Part II is about doing such bold work from a stance of humility. I brought a short excerpt from a book on this topic by Brad Hirschfeld, an Amichai poem, and a meditation I have written.
Part III considers why lead and toward what end? I understand my work to be about bolstering progressive Judaism and, even more, progressive religion so that it is muscular enough to respond to fundamentalist perspectives. I believe that religion can be a source of meaning, connection, and community. I believe we find our deepest humanity in relationship to each other and through relationship with the divine. Yet too often the press only reports on conservative, even fundamentalist approaches to religion, and too many individuals shy away from religious life because of a sense of oppression or aversion. We must make the case for why be Jewish, why be religious, in a manner that is persuasive, compelling, and pointing toward meaning-making.
The texts in this section are two examples of what I call “muscular progressive Judaism,” one an excerpt from remarks I delivered recently at a conference and the other from an op-ed by Michael Strassfeld. For the second text, I also provided the source material that Michael drew on.
Part IV is about how to do this work. At this volatile, transitional time, I think it is very important to be cultivating new ways of being, organizing, thinking and leading. This is really hard work. For me, a growing edge is moving beyond dualistic thinking to a more holistic vision. I brought a text by Bradley Shavit Artson that pushes me and helps in this direction.
The text study and comments were really rich, and we captured it all on video. I hope we’ll find a way to share the discussion.

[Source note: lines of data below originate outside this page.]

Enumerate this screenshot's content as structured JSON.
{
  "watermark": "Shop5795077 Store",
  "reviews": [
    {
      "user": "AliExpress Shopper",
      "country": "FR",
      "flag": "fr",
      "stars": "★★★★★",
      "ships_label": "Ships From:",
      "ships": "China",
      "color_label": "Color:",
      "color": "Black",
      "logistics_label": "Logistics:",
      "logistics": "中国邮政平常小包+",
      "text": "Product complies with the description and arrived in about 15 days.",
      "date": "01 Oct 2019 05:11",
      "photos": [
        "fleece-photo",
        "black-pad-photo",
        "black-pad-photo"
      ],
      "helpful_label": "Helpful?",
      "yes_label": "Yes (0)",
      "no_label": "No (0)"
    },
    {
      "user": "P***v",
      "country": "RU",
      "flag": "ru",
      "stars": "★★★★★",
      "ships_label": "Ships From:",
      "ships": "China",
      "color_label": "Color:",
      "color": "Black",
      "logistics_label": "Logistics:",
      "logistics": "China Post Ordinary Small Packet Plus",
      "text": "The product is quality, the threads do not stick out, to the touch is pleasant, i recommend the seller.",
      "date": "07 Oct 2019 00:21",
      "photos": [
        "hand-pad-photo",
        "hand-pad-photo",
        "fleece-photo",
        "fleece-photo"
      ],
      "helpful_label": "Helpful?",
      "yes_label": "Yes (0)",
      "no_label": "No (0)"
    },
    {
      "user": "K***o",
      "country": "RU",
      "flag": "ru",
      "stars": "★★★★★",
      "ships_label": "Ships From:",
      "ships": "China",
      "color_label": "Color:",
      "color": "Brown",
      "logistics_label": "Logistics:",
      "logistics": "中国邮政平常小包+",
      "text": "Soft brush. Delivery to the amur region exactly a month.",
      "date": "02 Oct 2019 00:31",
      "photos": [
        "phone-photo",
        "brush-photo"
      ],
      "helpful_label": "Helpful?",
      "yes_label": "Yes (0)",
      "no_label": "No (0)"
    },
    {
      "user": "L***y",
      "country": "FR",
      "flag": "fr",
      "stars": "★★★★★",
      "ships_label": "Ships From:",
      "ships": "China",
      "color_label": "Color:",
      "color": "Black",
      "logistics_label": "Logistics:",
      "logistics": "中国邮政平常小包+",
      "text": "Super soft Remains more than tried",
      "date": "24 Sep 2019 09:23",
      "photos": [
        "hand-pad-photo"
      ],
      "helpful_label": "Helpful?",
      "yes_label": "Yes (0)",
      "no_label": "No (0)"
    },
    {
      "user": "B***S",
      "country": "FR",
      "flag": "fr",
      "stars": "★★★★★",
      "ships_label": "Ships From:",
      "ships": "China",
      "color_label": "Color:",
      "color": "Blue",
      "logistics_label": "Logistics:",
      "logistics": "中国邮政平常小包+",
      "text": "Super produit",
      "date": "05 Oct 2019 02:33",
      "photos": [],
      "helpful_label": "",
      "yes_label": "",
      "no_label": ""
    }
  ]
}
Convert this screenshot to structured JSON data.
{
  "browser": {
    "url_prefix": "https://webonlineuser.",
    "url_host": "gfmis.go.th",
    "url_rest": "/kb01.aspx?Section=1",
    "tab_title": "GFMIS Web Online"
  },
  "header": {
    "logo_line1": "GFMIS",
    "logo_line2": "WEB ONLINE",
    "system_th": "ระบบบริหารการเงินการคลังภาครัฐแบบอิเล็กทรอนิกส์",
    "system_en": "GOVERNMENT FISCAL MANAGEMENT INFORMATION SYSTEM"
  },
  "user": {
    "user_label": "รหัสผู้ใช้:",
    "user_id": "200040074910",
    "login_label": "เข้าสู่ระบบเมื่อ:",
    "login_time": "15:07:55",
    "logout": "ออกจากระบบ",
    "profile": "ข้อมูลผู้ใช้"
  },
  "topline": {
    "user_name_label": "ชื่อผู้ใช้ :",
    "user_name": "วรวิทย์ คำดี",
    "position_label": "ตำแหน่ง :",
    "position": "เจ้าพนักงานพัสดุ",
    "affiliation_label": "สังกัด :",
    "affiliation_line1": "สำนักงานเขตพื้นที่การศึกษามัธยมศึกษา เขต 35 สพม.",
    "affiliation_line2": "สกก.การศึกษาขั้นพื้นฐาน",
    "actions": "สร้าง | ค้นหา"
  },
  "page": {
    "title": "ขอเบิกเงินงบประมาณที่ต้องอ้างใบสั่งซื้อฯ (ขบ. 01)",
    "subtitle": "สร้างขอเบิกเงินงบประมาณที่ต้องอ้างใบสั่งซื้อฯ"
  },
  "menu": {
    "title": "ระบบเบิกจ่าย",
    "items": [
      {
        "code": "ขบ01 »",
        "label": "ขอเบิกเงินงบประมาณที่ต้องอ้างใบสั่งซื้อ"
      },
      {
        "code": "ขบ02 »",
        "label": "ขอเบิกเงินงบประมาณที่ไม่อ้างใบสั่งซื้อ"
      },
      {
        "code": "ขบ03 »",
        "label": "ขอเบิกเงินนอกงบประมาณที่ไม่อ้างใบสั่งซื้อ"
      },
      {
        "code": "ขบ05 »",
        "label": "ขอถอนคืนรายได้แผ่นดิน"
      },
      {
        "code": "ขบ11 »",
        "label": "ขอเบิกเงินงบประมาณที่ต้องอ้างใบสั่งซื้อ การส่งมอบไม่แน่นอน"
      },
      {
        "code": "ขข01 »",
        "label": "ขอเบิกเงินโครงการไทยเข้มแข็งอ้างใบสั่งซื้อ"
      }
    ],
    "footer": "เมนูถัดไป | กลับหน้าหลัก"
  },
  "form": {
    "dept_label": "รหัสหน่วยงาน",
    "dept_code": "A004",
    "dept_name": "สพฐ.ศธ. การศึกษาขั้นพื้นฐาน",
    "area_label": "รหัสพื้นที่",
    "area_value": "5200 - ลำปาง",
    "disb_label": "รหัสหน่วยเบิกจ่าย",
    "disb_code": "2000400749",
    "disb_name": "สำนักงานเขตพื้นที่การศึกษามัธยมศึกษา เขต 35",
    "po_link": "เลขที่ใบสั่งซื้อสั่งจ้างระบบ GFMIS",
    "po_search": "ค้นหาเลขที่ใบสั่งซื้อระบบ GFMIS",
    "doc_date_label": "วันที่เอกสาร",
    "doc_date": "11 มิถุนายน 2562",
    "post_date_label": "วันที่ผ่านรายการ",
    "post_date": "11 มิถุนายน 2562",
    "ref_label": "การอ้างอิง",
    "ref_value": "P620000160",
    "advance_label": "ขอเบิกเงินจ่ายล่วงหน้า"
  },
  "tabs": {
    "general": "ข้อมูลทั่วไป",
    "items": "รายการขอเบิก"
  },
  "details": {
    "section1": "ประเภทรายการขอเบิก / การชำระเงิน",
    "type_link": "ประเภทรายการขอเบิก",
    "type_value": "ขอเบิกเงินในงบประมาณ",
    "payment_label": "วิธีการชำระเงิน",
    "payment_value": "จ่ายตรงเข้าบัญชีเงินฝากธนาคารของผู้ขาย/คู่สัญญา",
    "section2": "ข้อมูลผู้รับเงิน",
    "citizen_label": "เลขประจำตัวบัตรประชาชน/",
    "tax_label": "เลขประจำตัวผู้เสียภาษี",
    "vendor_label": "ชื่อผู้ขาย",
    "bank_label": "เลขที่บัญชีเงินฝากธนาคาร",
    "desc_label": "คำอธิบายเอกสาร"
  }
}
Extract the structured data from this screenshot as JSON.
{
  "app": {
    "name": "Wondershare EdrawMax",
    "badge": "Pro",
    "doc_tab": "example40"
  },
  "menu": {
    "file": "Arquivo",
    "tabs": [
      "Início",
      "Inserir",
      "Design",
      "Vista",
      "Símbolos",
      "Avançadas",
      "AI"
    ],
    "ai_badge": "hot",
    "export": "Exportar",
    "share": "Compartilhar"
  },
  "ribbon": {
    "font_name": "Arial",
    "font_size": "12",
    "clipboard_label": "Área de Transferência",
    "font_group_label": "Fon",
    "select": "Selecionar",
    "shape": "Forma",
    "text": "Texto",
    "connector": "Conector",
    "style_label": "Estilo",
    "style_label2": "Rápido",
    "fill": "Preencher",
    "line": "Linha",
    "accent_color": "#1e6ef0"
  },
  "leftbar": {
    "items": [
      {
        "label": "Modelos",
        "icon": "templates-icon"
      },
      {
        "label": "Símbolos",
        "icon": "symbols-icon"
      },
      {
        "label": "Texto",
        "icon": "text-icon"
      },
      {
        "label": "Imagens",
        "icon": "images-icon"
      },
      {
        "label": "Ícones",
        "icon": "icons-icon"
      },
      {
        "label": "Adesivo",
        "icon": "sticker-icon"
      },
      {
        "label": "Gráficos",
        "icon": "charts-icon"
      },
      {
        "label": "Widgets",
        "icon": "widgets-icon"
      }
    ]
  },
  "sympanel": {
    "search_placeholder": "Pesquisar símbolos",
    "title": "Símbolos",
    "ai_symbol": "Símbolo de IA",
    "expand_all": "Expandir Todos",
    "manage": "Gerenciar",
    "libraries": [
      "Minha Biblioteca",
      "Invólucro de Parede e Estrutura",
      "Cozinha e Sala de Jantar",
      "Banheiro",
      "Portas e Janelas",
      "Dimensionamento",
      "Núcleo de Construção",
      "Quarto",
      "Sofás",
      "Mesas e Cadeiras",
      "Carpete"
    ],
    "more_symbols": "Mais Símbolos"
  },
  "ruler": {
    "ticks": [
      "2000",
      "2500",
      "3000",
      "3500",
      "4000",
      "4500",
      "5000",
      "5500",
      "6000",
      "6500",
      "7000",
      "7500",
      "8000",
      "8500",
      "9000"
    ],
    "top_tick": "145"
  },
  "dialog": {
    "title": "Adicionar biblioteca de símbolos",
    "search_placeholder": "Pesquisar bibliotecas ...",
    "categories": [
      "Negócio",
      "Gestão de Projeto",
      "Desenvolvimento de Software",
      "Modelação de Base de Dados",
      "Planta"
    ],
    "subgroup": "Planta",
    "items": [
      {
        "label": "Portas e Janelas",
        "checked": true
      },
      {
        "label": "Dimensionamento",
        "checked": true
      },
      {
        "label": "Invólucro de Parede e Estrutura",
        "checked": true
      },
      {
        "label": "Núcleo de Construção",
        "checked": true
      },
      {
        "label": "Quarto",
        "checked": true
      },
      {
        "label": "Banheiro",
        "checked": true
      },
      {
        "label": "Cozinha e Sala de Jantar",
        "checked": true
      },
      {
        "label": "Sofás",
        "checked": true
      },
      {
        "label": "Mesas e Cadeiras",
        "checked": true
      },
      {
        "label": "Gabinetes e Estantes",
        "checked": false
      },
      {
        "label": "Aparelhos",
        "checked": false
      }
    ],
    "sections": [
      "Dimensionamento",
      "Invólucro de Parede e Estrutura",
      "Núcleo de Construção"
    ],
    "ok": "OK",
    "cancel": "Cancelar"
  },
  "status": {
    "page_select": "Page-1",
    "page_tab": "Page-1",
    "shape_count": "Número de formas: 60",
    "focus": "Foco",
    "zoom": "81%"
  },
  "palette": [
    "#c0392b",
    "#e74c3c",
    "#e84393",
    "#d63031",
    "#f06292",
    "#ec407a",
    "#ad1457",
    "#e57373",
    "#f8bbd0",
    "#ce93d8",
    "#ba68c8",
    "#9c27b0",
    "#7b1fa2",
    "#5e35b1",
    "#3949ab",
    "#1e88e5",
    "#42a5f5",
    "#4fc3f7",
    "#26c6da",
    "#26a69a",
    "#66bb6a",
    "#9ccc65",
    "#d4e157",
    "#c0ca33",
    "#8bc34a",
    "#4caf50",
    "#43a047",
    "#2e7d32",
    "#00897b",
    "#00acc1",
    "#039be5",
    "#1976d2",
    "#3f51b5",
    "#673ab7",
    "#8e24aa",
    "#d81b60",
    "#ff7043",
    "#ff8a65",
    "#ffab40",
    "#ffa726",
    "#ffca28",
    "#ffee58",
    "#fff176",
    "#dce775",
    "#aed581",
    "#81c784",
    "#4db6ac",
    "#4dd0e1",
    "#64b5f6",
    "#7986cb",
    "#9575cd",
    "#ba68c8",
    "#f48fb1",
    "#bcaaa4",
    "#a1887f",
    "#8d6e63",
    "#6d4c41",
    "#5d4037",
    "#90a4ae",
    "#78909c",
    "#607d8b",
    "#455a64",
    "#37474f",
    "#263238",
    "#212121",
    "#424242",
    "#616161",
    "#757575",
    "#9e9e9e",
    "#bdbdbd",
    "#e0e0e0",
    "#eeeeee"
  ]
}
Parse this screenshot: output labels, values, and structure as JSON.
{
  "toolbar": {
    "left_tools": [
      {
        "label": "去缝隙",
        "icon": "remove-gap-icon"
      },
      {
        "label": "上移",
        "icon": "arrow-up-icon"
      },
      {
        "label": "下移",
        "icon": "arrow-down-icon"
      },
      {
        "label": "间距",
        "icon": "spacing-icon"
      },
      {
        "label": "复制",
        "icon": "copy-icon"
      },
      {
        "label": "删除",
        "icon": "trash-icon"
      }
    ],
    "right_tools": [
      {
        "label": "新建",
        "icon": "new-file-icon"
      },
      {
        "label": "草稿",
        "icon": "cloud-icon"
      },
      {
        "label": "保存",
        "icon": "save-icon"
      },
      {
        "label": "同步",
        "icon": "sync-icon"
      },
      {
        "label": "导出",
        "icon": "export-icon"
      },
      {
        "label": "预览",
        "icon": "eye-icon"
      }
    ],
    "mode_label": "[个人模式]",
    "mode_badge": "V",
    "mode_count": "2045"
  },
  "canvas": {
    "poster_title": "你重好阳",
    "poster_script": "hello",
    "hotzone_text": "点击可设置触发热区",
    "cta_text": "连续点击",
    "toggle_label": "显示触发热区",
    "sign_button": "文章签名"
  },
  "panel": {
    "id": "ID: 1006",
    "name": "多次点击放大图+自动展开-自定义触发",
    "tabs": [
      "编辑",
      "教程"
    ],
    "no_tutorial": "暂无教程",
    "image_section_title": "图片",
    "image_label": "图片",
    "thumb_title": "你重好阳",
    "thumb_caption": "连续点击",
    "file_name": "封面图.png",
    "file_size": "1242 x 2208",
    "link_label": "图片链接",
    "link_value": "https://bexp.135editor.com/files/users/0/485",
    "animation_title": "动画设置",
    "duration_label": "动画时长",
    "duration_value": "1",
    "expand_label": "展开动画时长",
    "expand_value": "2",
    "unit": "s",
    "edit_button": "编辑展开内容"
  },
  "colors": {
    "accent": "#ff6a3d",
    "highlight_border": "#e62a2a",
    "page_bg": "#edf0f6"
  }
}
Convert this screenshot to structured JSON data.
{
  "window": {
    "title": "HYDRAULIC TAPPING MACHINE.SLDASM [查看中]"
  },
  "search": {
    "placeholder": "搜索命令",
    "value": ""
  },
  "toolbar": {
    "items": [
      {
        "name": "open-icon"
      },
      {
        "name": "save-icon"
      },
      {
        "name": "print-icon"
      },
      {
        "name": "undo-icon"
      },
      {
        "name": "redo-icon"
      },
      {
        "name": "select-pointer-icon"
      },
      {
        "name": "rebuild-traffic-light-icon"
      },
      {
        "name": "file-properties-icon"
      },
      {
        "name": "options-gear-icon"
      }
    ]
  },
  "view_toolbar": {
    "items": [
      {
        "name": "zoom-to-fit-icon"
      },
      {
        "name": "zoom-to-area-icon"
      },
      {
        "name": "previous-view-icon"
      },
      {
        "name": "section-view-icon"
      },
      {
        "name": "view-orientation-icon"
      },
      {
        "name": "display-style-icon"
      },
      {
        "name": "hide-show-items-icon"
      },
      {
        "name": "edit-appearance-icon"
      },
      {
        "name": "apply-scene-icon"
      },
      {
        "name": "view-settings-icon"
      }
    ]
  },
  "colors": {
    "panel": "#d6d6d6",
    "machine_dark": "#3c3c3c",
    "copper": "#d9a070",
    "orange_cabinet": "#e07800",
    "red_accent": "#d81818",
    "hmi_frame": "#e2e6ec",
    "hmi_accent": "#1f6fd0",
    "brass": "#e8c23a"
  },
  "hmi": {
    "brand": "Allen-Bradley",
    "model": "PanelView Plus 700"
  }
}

I concluded the session first by pointing to our opportunities. What can we make in this age of invitation? We Jews of North American live in an open society where we face no structural anti-Semitism and instead encounter a tremendous embrace. What can we make of it?
And, as befitting an optimism that is intentional but not naïve, I also pointed to our challenges. We live in a world where there is rising fundamentalism and extremism. Can we make the case that non-fundamentalist religion matter? Can we articulate a moral stance that moves beyond a consumer-inflected freedom to do or buy anything we want but also speaks compellingly about the freedoms from suffering, oppression, fear?
Our work as religious leaders is to articulate what we stand for, to build up resources that bolster our moral ground of being out of which we act, and to demonstrate that religion can aid us in working toward redemption for all people.
Every time I work with a group of Reconstructionists, whether at RRC or out in the wider world, I know that we have the ethic, commitment and smarts to create a vital, non-orthodox approach to Judaism. We have the energy and passion to respond to this age of invitation when each of us can choose our identity(ies) and how to express them. I am so grateful for this extraordinary community.